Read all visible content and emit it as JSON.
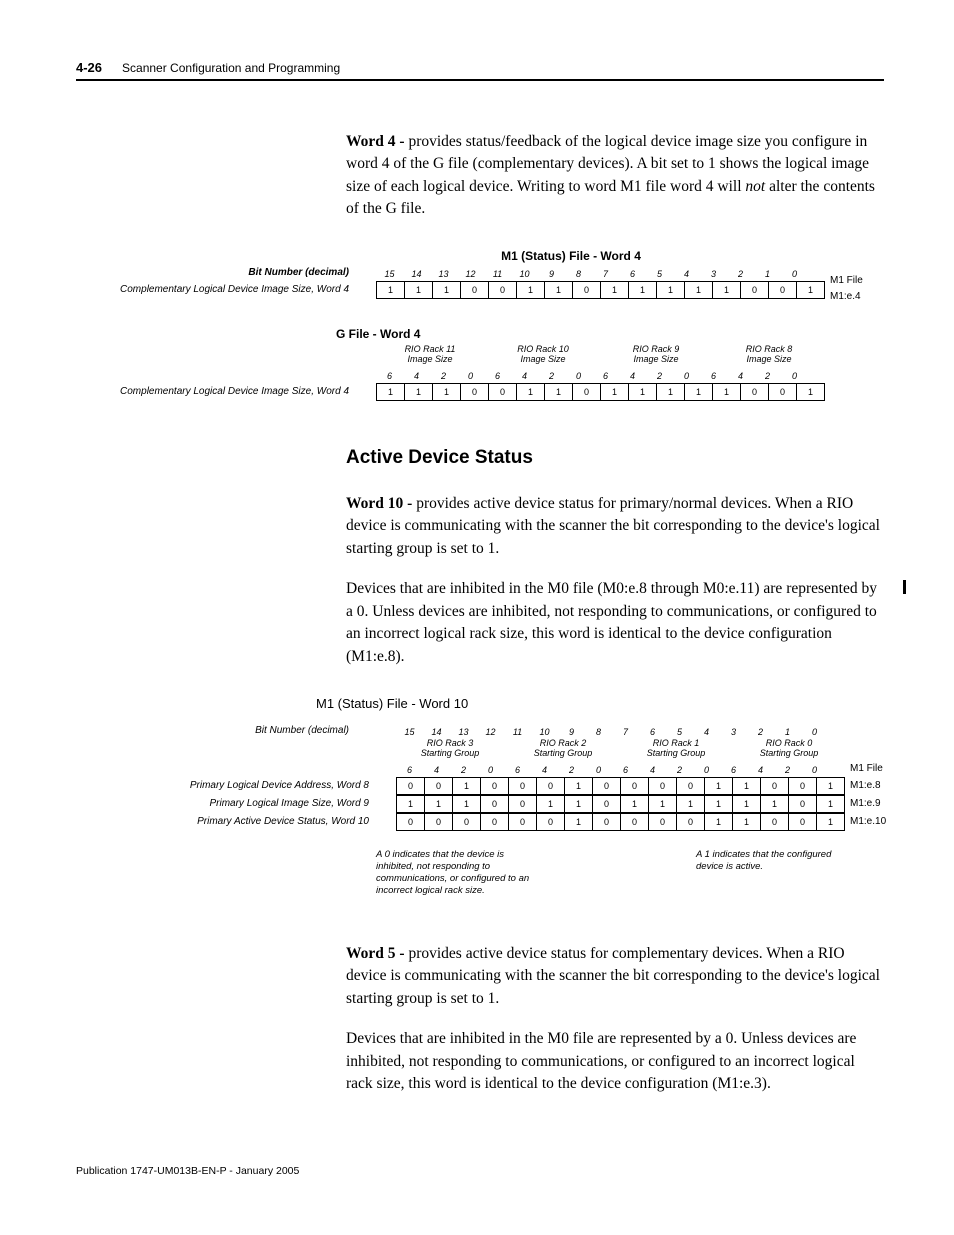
{
  "header": {
    "page_num": "4-26",
    "title": "Scanner Configuration and Programming"
  },
  "para_word4": {
    "lead": "Word 4 -",
    "text_a": " provides status/feedback of the logical device image size you configure in word 4 of the G file (complementary devices). A bit set to 1 shows the logical image size of each logical device. Writing to word M1 file word 4 will ",
    "not": "not",
    "text_b": " alter the contents of the G file."
  },
  "diagram1": {
    "title_m1": "M1 (Status) File - Word 4",
    "bit_label": "Bit Number (decimal)",
    "bits": [
      "15",
      "14",
      "13",
      "12",
      "11",
      "10",
      "9",
      "8",
      "7",
      "6",
      "5",
      "4",
      "3",
      "2",
      "1",
      "0"
    ],
    "row1_label": "Complementary Logical Device Image Size, Word 4",
    "row1": [
      "1",
      "1",
      "1",
      "0",
      "0",
      "1",
      "1",
      "0",
      "1",
      "1",
      "1",
      "1",
      "1",
      "0",
      "0",
      "1"
    ],
    "right_top": "M1 File",
    "right_m1e4": "M1:e.4",
    "title_g": "G File - Word 4",
    "groups": [
      {
        "name_line1": "RIO Rack 11",
        "name_line2": "Image Size"
      },
      {
        "name_line1": "RIO Rack 10",
        "name_line2": "Image Size"
      },
      {
        "name_line1": "RIO Rack 9",
        "name_line2": "Image Size"
      },
      {
        "name_line1": "RIO Rack 8",
        "name_line2": "Image Size"
      }
    ],
    "group_nums": [
      "6",
      "4",
      "2",
      "0",
      "6",
      "4",
      "2",
      "0",
      "6",
      "4",
      "2",
      "0",
      "6",
      "4",
      "2",
      "0"
    ],
    "row2_label": "Complementary Logical Device Image Size, Word 4",
    "row2": [
      "1",
      "1",
      "1",
      "0",
      "0",
      "1",
      "1",
      "0",
      "1",
      "1",
      "1",
      "1",
      "1",
      "0",
      "0",
      "1"
    ]
  },
  "section_heading": "Active Device Status",
  "para_word10": {
    "lead": "Word 10 -",
    "text": " provides active device status for primary/normal devices. When a RIO device is communicating with the scanner the bit corresponding to the device's logical starting group is set to 1."
  },
  "para_inhibit10": "Devices that are inhibited in the M0 file (M0:e.8 through M0:e.11) are represented by a 0. Unless devices are inhibited, not responding to communications, or configured to an incorrect logical rack size, this word is identical to the device configuration (M1:e.8).",
  "diagram2": {
    "title": "M1 (Status) File - Word 10",
    "bit_label": "Bit Number (decimal)",
    "bits": [
      "15",
      "14",
      "13",
      "12",
      "11",
      "10",
      "9",
      "8",
      "7",
      "6",
      "5",
      "4",
      "3",
      "2",
      "1",
      "0"
    ],
    "groups": [
      {
        "name_line1": "RIO Rack 3",
        "name_line2": "Starting Group"
      },
      {
        "name_line1": "RIO Rack 2",
        "name_line2": "Starting Group"
      },
      {
        "name_line1": "RIO Rack 1",
        "name_line2": "Starting Group"
      },
      {
        "name_line1": "RIO Rack 0",
        "name_line2": "Starting Group"
      }
    ],
    "group_nums": [
      "6",
      "4",
      "2",
      "0",
      "6",
      "4",
      "2",
      "0",
      "6",
      "4",
      "2",
      "0",
      "6",
      "4",
      "2",
      "0"
    ],
    "right_top": "M1 File",
    "rows": [
      {
        "label": "Primary Logical Device Address, Word 8",
        "right": "M1:e.8",
        "vals": [
          "0",
          "0",
          "1",
          "0",
          "0",
          "0",
          "1",
          "0",
          "0",
          "0",
          "0",
          "1",
          "1",
          "0",
          "0",
          "1"
        ]
      },
      {
        "label": "Primary Logical Image Size, Word 9",
        "right": "M1:e.9",
        "vals": [
          "1",
          "1",
          "1",
          "0",
          "0",
          "1",
          "1",
          "0",
          "1",
          "1",
          "1",
          "1",
          "1",
          "1",
          "0",
          "1"
        ]
      },
      {
        "label": "Primary Active Device Status, Word 10",
        "right": "M1:e.10",
        "vals": [
          "0",
          "0",
          "0",
          "0",
          "0",
          "0",
          "1",
          "0",
          "0",
          "0",
          "0",
          "1",
          "1",
          "0",
          "0",
          "1"
        ]
      }
    ],
    "note_left": "A 0 indicates that the device is inhibited, not responding to communications, or configured to an incorrect logical rack size.",
    "note_right": "A 1 indicates that the configured device is active."
  },
  "para_word5": {
    "lead": "Word 5 -",
    "text": " provides active device status for complementary devices. When a RIO device is communicating with the scanner the bit corresponding to the device's logical starting group is set to 1."
  },
  "para_inhibit5": "Devices that are inhibited in the M0 file are represented by a 0. Unless devices are inhibited, not responding to communications, or configured to an incorrect logical rack size, this word is identical to the device configuration (M1:e.3).",
  "footer": "Publication 1747-UM013B-EN-P - January 2005"
}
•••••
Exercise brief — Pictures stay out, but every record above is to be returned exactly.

Finished task —
Read all visible content and emit it as JSON.
{
  "header": {
    "page_num": "4-26",
    "title": "Scanner Configuration and Programming"
  },
  "para_word4": {
    "lead": "Word 4 -",
    "text_a": " provides status/feedback of the logical device image size you configure in word 4 of the G file (complementary devices). A bit set to 1 shows the logical image size of each logical device. Writing to word M1 file word 4 will ",
    "not": "not",
    "text_b": " alter the contents of the G file."
  },
  "diagram1": {
    "title_m1": "M1 (Status) File - Word 4",
    "bit_label": "Bit Number (decimal)",
    "bits": [
      "15",
      "14",
      "13",
      "12",
      "11",
      "10",
      "9",
      "8",
      "7",
      "6",
      "5",
      "4",
      "3",
      "2",
      "1",
      "0"
    ],
    "row1_label": "Complementary Logical Device Image Size, Word 4",
    "row1": [
      "1",
      "1",
      "1",
      "0",
      "0",
      "1",
      "1",
      "0",
      "1",
      "1",
      "1",
      "1",
      "1",
      "0",
      "0",
      "1"
    ],
    "right_top": "M1 File",
    "right_m1e4": "M1:e.4",
    "title_g": "G File - Word 4",
    "groups": [
      {
        "name_line1": "RIO Rack 11",
        "name_line2": "Image Size"
      },
      {
        "name_line1": "RIO Rack 10",
        "name_line2": "Image Size"
      },
      {
        "name_line1": "RIO Rack 9",
        "name_line2": "Image Size"
      },
      {
        "name_line1": "RIO Rack 8",
        "name_line2": "Image Size"
      }
    ],
    "group_nums": [
      "6",
      "4",
      "2",
      "0",
      "6",
      "4",
      "2",
      "0",
      "6",
      "4",
      "2",
      "0",
      "6",
      "4",
      "2",
      "0"
    ],
    "row2_label": "Complementary Logical Device Image Size, Word 4",
    "row2": [
      "1",
      "1",
      "1",
      "0",
      "0",
      "1",
      "1",
      "0",
      "1",
      "1",
      "1",
      "1",
      "1",
      "0",
      "0",
      "1"
    ]
  },
  "section_heading": "Active Device Status",
  "para_word10": {
    "lead": "Word 10 -",
    "text": " provides active device status for primary/normal devices. When a RIO device is communicating with the scanner the bit corresponding to the device's logical starting group is set to 1."
  },
  "para_inhibit10": "Devices that are inhibited in the M0 file (M0:e.8 through M0:e.11) are represented by a 0. Unless devices are inhibited, not responding to communications, or configured to an incorrect logical rack size, this word is identical to the device configuration (M1:e.8).",
  "diagram2": {
    "title": "M1 (Status) File - Word 10",
    "bit_label": "Bit Number (decimal)",
    "bits": [
      "15",
      "14",
      "13",
      "12",
      "11",
      "10",
      "9",
      "8",
      "7",
      "6",
      "5",
      "4",
      "3",
      "2",
      "1",
      "0"
    ],
    "groups": [
      {
        "name_line1": "RIO Rack 3",
        "name_line2": "Starting Group"
      },
      {
        "name_line1": "RIO Rack 2",
        "name_line2": "Starting Group"
      },
      {
        "name_line1": "RIO Rack 1",
        "name_line2": "Starting Group"
      },
      {
        "name_line1": "RIO Rack 0",
        "name_line2": "Starting Group"
      }
    ],
    "group_nums": [
      "6",
      "4",
      "2",
      "0",
      "6",
      "4",
      "2",
      "0",
      "6",
      "4",
      "2",
      "0",
      "6",
      "4",
      "2",
      "0"
    ],
    "right_top": "M1 File",
    "rows": [
      {
        "label": "Primary Logical Device Address, Word 8",
        "right": "M1:e.8",
        "vals": [
          "0",
          "0",
          "1",
          "0",
          "0",
          "0",
          "1",
          "0",
          "0",
          "0",
          "0",
          "1",
          "1",
          "0",
          "0",
          "1"
        ]
      },
      {
        "label": "Primary Logical Image Size, Word 9",
        "right": "M1:e.9",
        "vals": [
          "1",
          "1",
          "1",
          "0",
          "0",
          "1",
          "1",
          "0",
          "1",
          "1",
          "1",
          "1",
          "1",
          "1",
          "0",
          "1"
        ]
      },
      {
        "label": "Primary Active Device Status, Word 10",
        "right": "M1:e.10",
        "vals": [
          "0",
          "0",
          "0",
          "0",
          "0",
          "0",
          "1",
          "0",
          "0",
          "0",
          "0",
          "1",
          "1",
          "0",
          "0",
          "1"
        ]
      }
    ],
    "note_left": "A 0 indicates that the device is inhibited, not responding to communications, or configured to an incorrect logical rack size.",
    "note_right": "A 1 indicates that the configured device is active."
  },
  "para_word5": {
    "lead": "Word 5 -",
    "text": " provides active device status for complementary devices. When a RIO device is communicating with the scanner the bit corresponding to the device's logical starting group is set to 1."
  },
  "para_inhibit5": "Devices that are inhibited in the M0 file are represented by a 0. Unless devices are inhibited, not responding to communications, or configured to an incorrect logical rack size, this word is identical to the device configuration (M1:e.3).",
  "footer": "Publication 1747-UM013B-EN-P - January 2005"
}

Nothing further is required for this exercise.